This is not, therefore, a representative sample of women's sermons but a pioneering work to reflect and reinforce the changes taking place. The editors have based their selection on certain criteria: women are visible in the text; taboo subjects are voiced such as rape and sexual abuse as well as the joy of sexuality and procreation; biblical texts are read from a new standpoint a feminist one; the needs of women preachers will re-fashion the sermon.
But if ideology sounds daunting, the sermons are moving, inspiring and sometimes profound.
Take "The Massacre of the Innocents" by Susan Durber. She begins by asking how many Christmas cards depict this event in the Christmas story? Shepherds and cribs are a familiar scene but not bloodied babies and slaughtered toddlers. The massacred innocents do not appear in cutout Nativity scenes, nor are they acknowledged in the traditional nine lessons.
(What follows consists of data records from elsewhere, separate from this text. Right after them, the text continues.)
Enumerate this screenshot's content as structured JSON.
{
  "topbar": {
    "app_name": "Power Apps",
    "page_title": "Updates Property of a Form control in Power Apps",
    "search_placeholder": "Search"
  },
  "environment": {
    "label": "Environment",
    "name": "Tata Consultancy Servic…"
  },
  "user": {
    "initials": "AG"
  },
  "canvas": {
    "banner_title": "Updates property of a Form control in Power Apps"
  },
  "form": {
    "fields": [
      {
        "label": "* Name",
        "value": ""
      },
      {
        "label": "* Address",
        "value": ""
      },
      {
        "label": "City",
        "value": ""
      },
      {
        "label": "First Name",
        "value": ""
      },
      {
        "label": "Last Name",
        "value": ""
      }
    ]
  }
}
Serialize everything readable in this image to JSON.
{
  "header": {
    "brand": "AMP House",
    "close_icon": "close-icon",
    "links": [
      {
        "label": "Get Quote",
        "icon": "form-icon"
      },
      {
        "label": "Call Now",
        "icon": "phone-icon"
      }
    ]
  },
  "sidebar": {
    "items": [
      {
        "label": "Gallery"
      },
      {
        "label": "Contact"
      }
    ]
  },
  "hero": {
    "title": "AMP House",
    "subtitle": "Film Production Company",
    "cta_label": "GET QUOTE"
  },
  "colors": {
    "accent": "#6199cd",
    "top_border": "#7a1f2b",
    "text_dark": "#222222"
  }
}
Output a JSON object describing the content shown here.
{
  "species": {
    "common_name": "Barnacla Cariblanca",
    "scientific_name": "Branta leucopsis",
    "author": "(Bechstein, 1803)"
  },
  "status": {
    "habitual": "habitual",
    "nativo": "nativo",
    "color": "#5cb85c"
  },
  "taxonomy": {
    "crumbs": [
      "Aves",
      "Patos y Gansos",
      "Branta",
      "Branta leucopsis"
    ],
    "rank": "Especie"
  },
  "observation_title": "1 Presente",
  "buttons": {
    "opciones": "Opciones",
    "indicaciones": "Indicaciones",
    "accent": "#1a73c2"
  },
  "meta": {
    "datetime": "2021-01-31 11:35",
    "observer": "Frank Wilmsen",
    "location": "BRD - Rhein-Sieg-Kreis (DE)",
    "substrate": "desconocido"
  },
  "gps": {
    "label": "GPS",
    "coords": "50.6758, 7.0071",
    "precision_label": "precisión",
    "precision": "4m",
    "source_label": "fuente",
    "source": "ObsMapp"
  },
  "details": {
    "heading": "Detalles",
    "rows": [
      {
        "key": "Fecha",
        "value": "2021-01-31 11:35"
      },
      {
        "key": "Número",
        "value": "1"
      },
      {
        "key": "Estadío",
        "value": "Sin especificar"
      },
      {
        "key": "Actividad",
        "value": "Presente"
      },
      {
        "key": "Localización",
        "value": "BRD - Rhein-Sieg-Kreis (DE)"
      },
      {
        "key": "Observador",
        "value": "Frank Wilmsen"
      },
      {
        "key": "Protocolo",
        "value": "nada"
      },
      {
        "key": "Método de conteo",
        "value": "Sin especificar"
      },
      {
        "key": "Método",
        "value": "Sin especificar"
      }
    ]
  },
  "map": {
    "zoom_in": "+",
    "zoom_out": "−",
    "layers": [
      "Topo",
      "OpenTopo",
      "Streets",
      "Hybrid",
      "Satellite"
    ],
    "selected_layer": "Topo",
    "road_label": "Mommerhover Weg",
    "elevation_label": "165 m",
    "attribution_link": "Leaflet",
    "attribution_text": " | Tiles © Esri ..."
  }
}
Durber then relates the story from a mother's perspective. She reflects on the Three Wise Men: "They call you wise men, but any fool could have seen what would happen. Did you really think that Herod would be pleased to know he had a rival?... You were late in coming, they say. I wish you had never come at all. Because of your foolishness, my sons lie cold in my arms and their time is over".
Today's suffering children, of Bosnia and Somalia, are also pawns in the disputes of powerful men, and Durber helps us to face that suffering by showing us a God who shares in the pain.
In telling their stories and engaging the recipient in imaginative listening, these women may be closer in spirit to Christ's teaching.
The preacher offers a text and we share in the task of interpretation. The imagin'adon, when loosened, brings freedom.
And in rejecting authoritarian, prescriptive preaching in favour of an address where words are not "eternal truths" but situated knowledge, knowledge for someone, this collection resonates with an age that distrusts the Grand Narrative. But here, as elsewhere, we find the big truth in the simple story.